Entries taken from a collection —

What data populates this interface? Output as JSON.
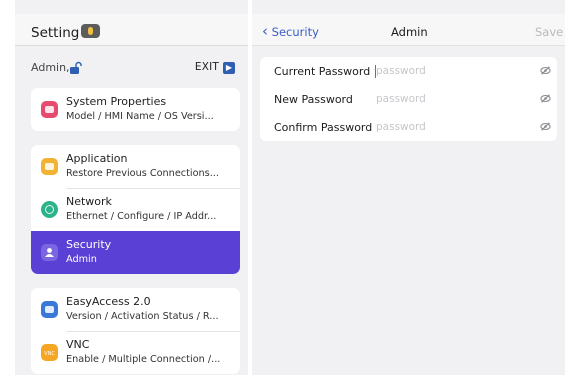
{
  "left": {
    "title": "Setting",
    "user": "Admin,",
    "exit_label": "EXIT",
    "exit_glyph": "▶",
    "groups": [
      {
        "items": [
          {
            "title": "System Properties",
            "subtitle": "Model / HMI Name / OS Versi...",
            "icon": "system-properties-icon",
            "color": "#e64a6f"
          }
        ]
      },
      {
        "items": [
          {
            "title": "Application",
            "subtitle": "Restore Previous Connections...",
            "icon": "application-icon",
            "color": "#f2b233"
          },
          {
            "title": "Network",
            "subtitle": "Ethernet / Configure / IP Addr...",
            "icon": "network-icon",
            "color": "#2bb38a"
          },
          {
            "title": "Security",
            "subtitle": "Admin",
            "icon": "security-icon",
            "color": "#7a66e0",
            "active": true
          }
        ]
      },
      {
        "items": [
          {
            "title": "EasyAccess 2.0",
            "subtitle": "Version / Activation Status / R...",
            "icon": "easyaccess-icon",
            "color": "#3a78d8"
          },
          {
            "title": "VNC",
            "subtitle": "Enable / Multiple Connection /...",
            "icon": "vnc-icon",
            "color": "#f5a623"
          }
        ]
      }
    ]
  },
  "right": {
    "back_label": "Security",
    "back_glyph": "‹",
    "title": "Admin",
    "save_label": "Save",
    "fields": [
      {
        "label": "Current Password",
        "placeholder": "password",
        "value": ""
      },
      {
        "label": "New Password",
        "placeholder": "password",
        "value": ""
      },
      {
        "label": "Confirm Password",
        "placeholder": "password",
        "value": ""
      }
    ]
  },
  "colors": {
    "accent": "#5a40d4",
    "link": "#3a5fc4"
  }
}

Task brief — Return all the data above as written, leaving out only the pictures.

Solution —
What data populates this interface? Output as JSON.
{
  "left": {
    "title": "Setting",
    "user": "Admin,",
    "exit_label": "EXIT",
    "exit_glyph": "▶",
    "groups": [
      {
        "items": [
          {
            "title": "System Properties",
            "subtitle": "Model / HMI Name / OS Versi...",
            "icon": "system-properties-icon",
            "color": "#e64a6f"
          }
        ]
      },
      {
        "items": [
          {
            "title": "Application",
            "subtitle": "Restore Previous Connections...",
            "icon": "application-icon",
            "color": "#f2b233"
          },
          {
            "title": "Network",
            "subtitle": "Ethernet / Configure / IP Addr...",
            "icon": "network-icon",
            "color": "#2bb38a"
          },
          {
            "title": "Security",
            "subtitle": "Admin",
            "icon": "security-icon",
            "color": "#7a66e0",
            "active": true
          }
        ]
      },
      {
        "items": [
          {
            "title": "EasyAccess 2.0",
            "subtitle": "Version / Activation Status / R...",
            "icon": "easyaccess-icon",
            "color": "#3a78d8"
          },
          {
            "title": "VNC",
            "subtitle": "Enable / Multiple Connection /...",
            "icon": "vnc-icon",
            "color": "#f5a623"
          }
        ]
      }
    ]
  },
  "right": {
    "back_label": "Security",
    "back_glyph": "‹",
    "title": "Admin",
    "save_label": "Save",
    "fields": [
      {
        "label": "Current Password",
        "placeholder": "password",
        "value": ""
      },
      {
        "label": "New Password",
        "placeholder": "password",
        "value": ""
      },
      {
        "label": "Confirm Password",
        "placeholder": "password",
        "value": ""
      }
    ]
  },
  "colors": {
    "accent": "#5a40d4",
    "link": "#3a5fc4"
  }
}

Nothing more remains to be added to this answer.